At DMCNY's Silver Apples, Wientzen Calls for Better Policing
He outlined a few principles that marketers need to follow: trust, listen to and respect the consumer; the long-term view is generally the better one; and what he called the "60 Minutes" test.
"Is what you're doing something you would be happy to explain to Dan Rather or to one of the '60 Minutes' reporters?" asked Wientzen, who retired as CEO in August but still consults for the organization. "Would you be happy to explain your last promotion or your last business deal?"
More than 250 people attended the luncheon. Along with Wientzen, other DMers honored this year for 25 years of service to the New York direct marketing community:
· Kathy Duggan-Josephs, president of D-J Associates.
· Jonah Gitlitz, former president/CEO of the DMA.
· Linda Huntoon, executive vice president at Direct Media Inc.
· Penny Vane, founder of Vane & Friends.
· Alan Zamchick, list director at Hachette Filipacchi.
· Corporate recipient The Horah Group.
In his acceptance speech, Wientzen also discussed his tenure leading the DMA.
"If anything, I would've pushed even harder in the ethics area," he said. "I'm sorry to say that I suspect I would have made the DMA more of a cop. I think oftentimes of the quote that essentially says, sometimes the unethical are passionate while the principled remain silent. We have an industry where the few, and I think it's very few, continue to hurt the many."
Wientzen then offered a twist on the 80/20 rule, stating that at least 80 percent of those in the industry are honest vs. the 20 percent or less who routinely depend on deception, taking advantage of the less intelligent, the elderly, the greedy and the disadvantaged.
"They're clever to avoid the legal requirements of the new technology laws," he said. "This minority continue[s] to punish the vast majority in our industry who understand that it is more profitable in the long run to respect and to protect the consumer."
After asking, "What can we do?" he quoted the famous line from the movie "Network" -- "I'm mad as hell, and I'm not going to take it anymore."
Wientzen also urged attendees to take a stand and "challenge that very small minority. Tell their suppliers what they're doing. Tell the DMA. Even tell the appropriate authorities if you [are] motivated."
Duggan-Josephs, who began her DM career at Doubleday Book Clubs and founded D-J Associates in 1981, talked about the early '80s when "it cost less than $1,000 to set up a list business." She challenged those in the audience to "mentor just one person" because "it will make us all stronger and more successful."
Huntoon acknowledged in the middle of her speech that "I'm missing a page, and it's not a good page to be missing." Then she immediately transitioned to an emotional acknowledgment of "my partner, my alter ego and friend -- Chatty Teirstein. Chatty's worked with me for 20 years. She helped me raise my kids. When I was on the road she signed their papers. She is dedicated. She is organized. She is capable. Without her, I would have no career and I would be lost."
Teirstein is a senior account executive at Direct Media.

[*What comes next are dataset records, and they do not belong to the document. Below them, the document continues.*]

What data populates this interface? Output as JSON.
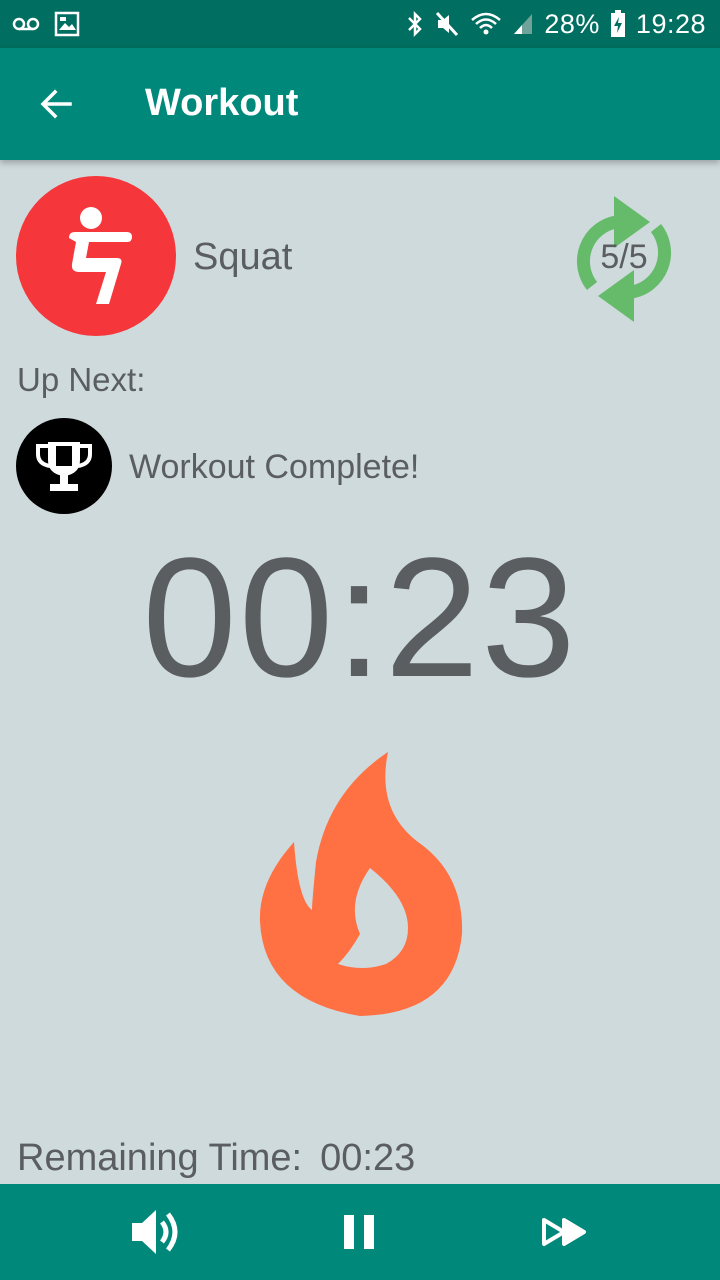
{
  "status_bar": {
    "battery": "28%",
    "time": "19:28",
    "icons": [
      "voicemail-icon",
      "gallery-icon",
      "bluetooth-icon",
      "mute-icon",
      "wifi-icon",
      "signal-icon",
      "battery-charging-icon"
    ]
  },
  "app_bar": {
    "title": "Workout",
    "back_icon": "arrow-left-icon"
  },
  "current_exercise": {
    "name": "Squat",
    "icon": "squat-icon",
    "icon_bg": "#f5363a",
    "rounds": "5/5",
    "rounds_icon": "repeat-icon",
    "rounds_color": "#66bb6a"
  },
  "up_next": {
    "label": "Up Next:",
    "name": "Workout Complete!",
    "icon": "trophy-icon"
  },
  "timer": "00:23",
  "flame": {
    "icon": "flame-icon",
    "color": "#ff7043"
  },
  "remaining": {
    "label": "Remaining Time:",
    "value": "00:23"
  },
  "controls": {
    "sound_icon": "volume-icon",
    "pause_icon": "pause-icon",
    "skip_icon": "fast-forward-icon"
  },
  "colors": {
    "primary": "#00897b",
    "primary_dark": "#006e60",
    "background": "#cfdadd",
    "text": "#5a5e60"
  }
}
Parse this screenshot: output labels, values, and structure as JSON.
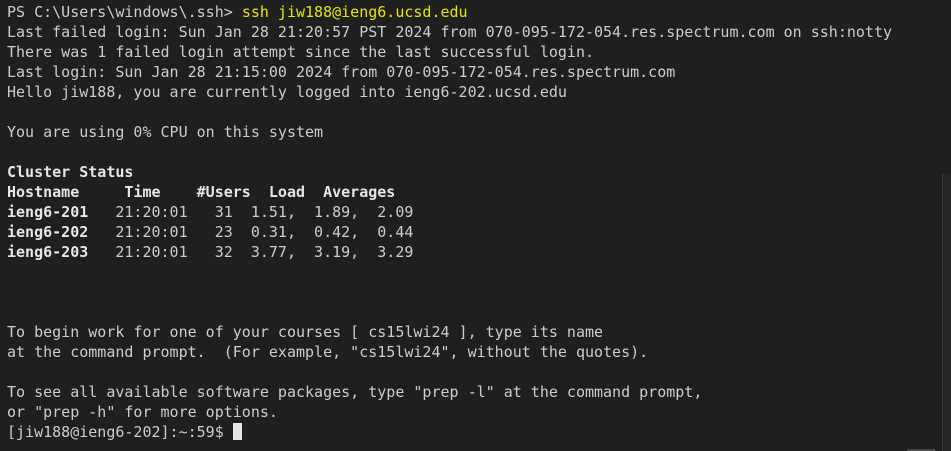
{
  "prompt_line": {
    "prompt": "PS C:\\Users\\windows\\.ssh> ",
    "command": "ssh jiw188@ieng6.ucsd.edu"
  },
  "login_info": [
    "Last failed login: Sun Jan 28 21:20:57 PST 2024 from 070-095-172-054.res.spectrum.com on ssh:notty",
    "There was 1 failed login attempt since the last successful login.",
    "Last login: Sun Jan 28 21:15:00 2024 from 070-095-172-054.res.spectrum.com",
    "Hello jiw188, you are currently logged into ieng6-202.ucsd.edu"
  ],
  "cpu_line": "You are using 0% CPU on this system",
  "cluster": {
    "title": "Cluster Status",
    "header": "Hostname     Time    #Users  Load  Averages",
    "rows": [
      {
        "host": "ieng6-201",
        "rest": "   21:20:01   31  1.51,  1.89,  2.09"
      },
      {
        "host": "ieng6-202",
        "rest": "   21:20:01   23  0.31,  0.42,  0.44"
      },
      {
        "host": "ieng6-203",
        "rest": "   21:20:01   32  3.77,  3.19,  3.29"
      }
    ]
  },
  "course_info": [
    "To begin work for one of your courses [ cs15lwi24 ], type its name",
    "at the command prompt.  (For example, \"cs15lwi24\", without the quotes)."
  ],
  "software_info": [
    "To see all available software packages, type \"prep -l\" at the command prompt,",
    "or \"prep -h\" for more options."
  ],
  "shell_prompt": "[jiw188@ieng6-202]:~:59$ "
}
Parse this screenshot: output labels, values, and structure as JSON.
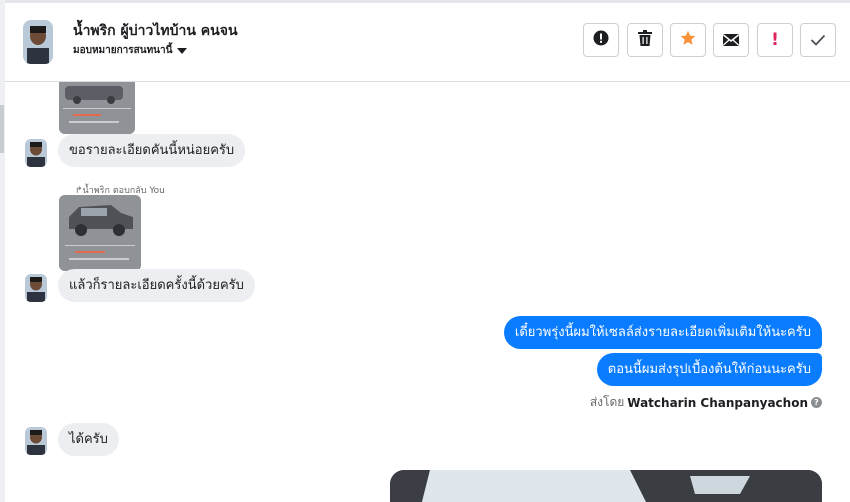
{
  "contact": {
    "name": "น้ำพริก ผู้บ่าวไทบ้าน คนจน",
    "assign_label": "มอบหมายการสนทนานี้"
  },
  "toolbar": [
    {
      "icon": "exclamation-circle-icon",
      "label": "!"
    },
    {
      "icon": "trash-icon"
    },
    {
      "icon": "star-icon",
      "color": "#f7923b"
    },
    {
      "icon": "mail-icon"
    },
    {
      "icon": "important-icon",
      "label": "!",
      "color": "#e0245e"
    },
    {
      "icon": "check-icon"
    }
  ],
  "messages": {
    "m1": "ขอรายละเอียดคันนี้หน่อยครับ",
    "reply_label": "น้ำพริก ตอบกลับ You",
    "m2": "แล้วก็รายละเอียดครั้งนี้ด้วยครับ",
    "m3": "เดี๋ยวพรุ่งนี้ผมให้เซลล์ส่งรายละเอียดเพิ่มเติมให้นะครับ",
    "m4": "ตอนนี้ผมส่งรุปเบื้องต้นให้ก่อนนะครับ",
    "sent_by_prefix": "ส่งโดย",
    "sent_by_name": "Watcharin Chanpanyachon",
    "m5": "ได้ครับ"
  },
  "colors": {
    "outgoing_bubble": "#0a7cff",
    "incoming_bubble": "#eceef1"
  }
}
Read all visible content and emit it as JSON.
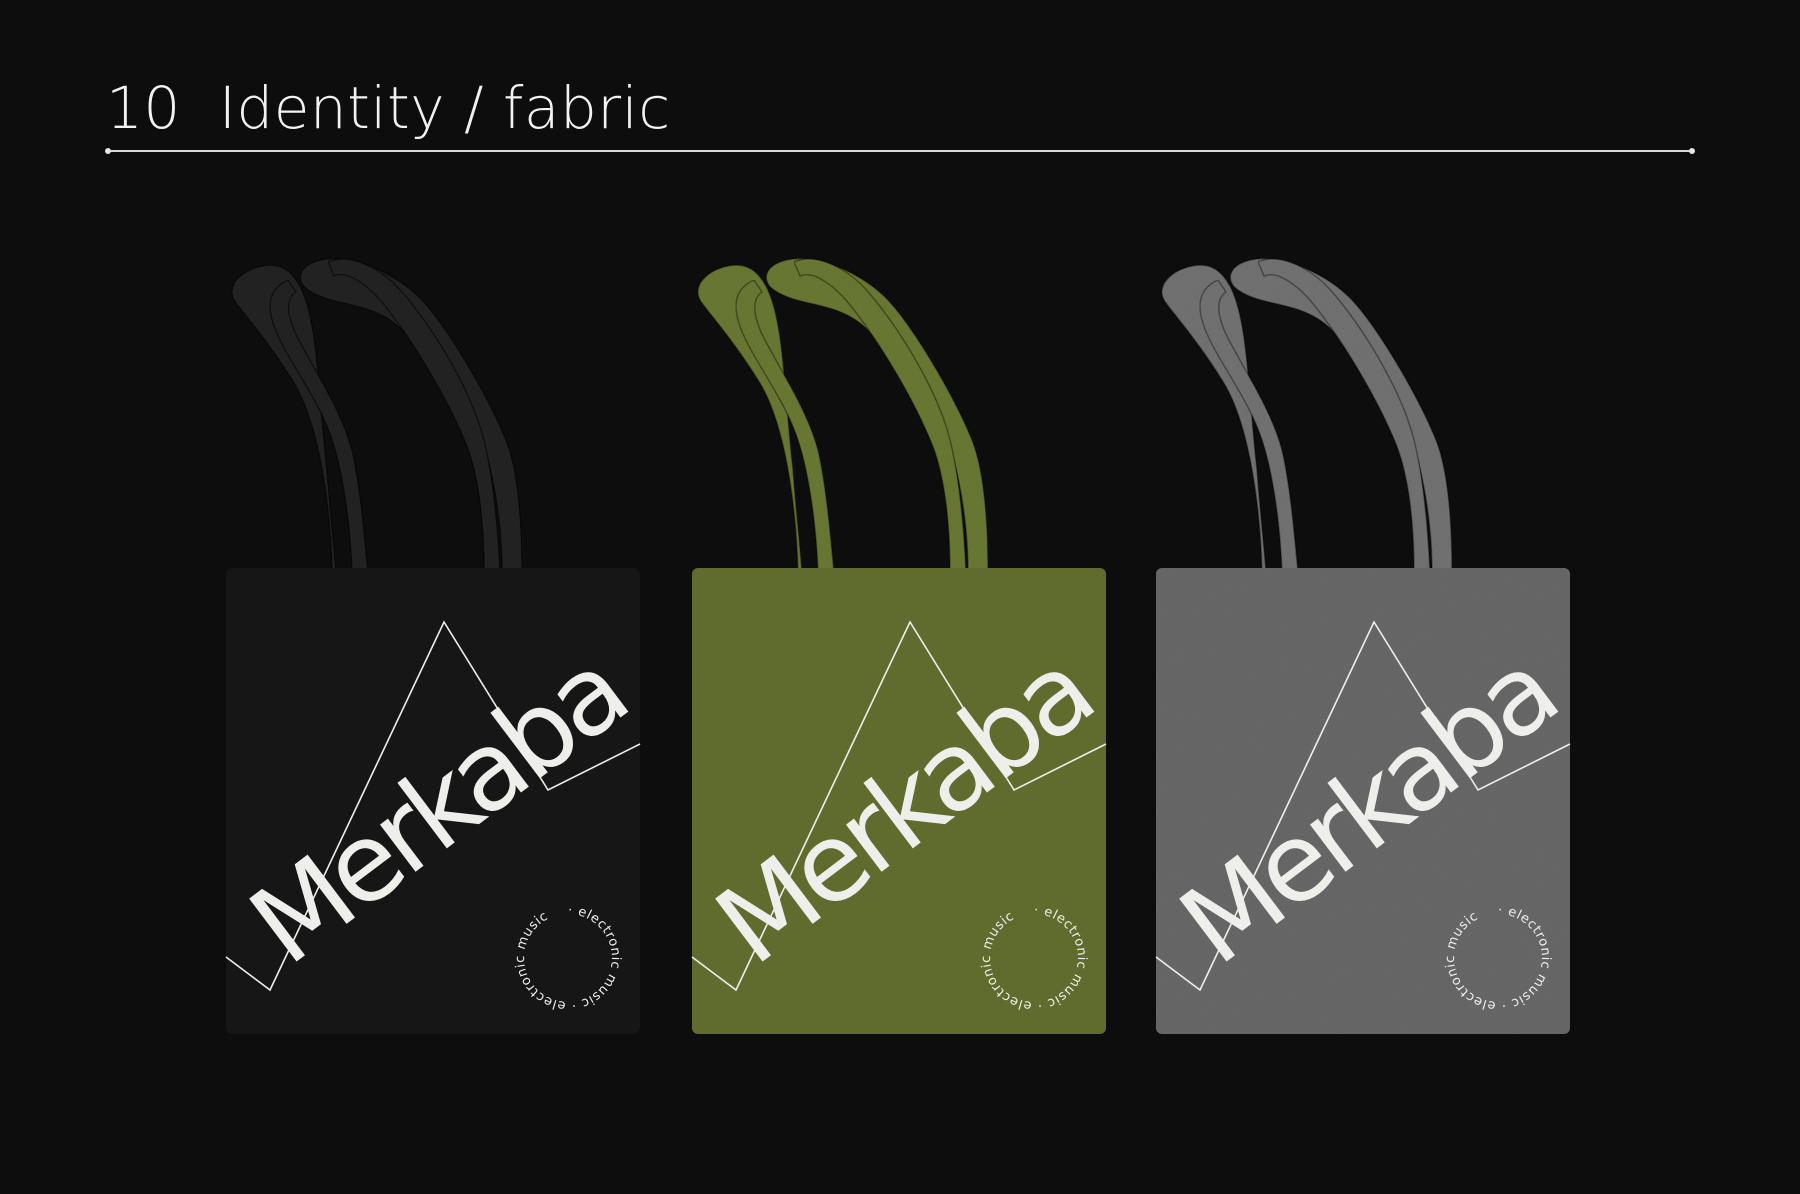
{
  "header": {
    "number": "10",
    "title": "Identity / fabric"
  },
  "brand": {
    "wordmark": "Merkaba",
    "ring_text": "· electronic music · electronic music"
  },
  "bags": [
    {
      "name": "black",
      "color": "#1d1d1e",
      "handle_color": "#262627"
    },
    {
      "name": "olive",
      "color": "#637032",
      "handle_color": "#6b7a35"
    },
    {
      "name": "grey",
      "color": "#696969",
      "handle_color": "#737373"
    }
  ],
  "colors": {
    "background": "#0d0d0e",
    "print": "#eeeeea",
    "rule": "#d9d9d9"
  }
}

Richard Goldsmith, chairman of The Horah Group, joked that he clinched the corporate award by providing the beer at the organization's golf outing this year.
Vane, daughter of previous Silver Apple Award winner Peter Vane, mentioned passion and said "if you don't love what you're doing ... get out. But if you do, this club and this industry needs you."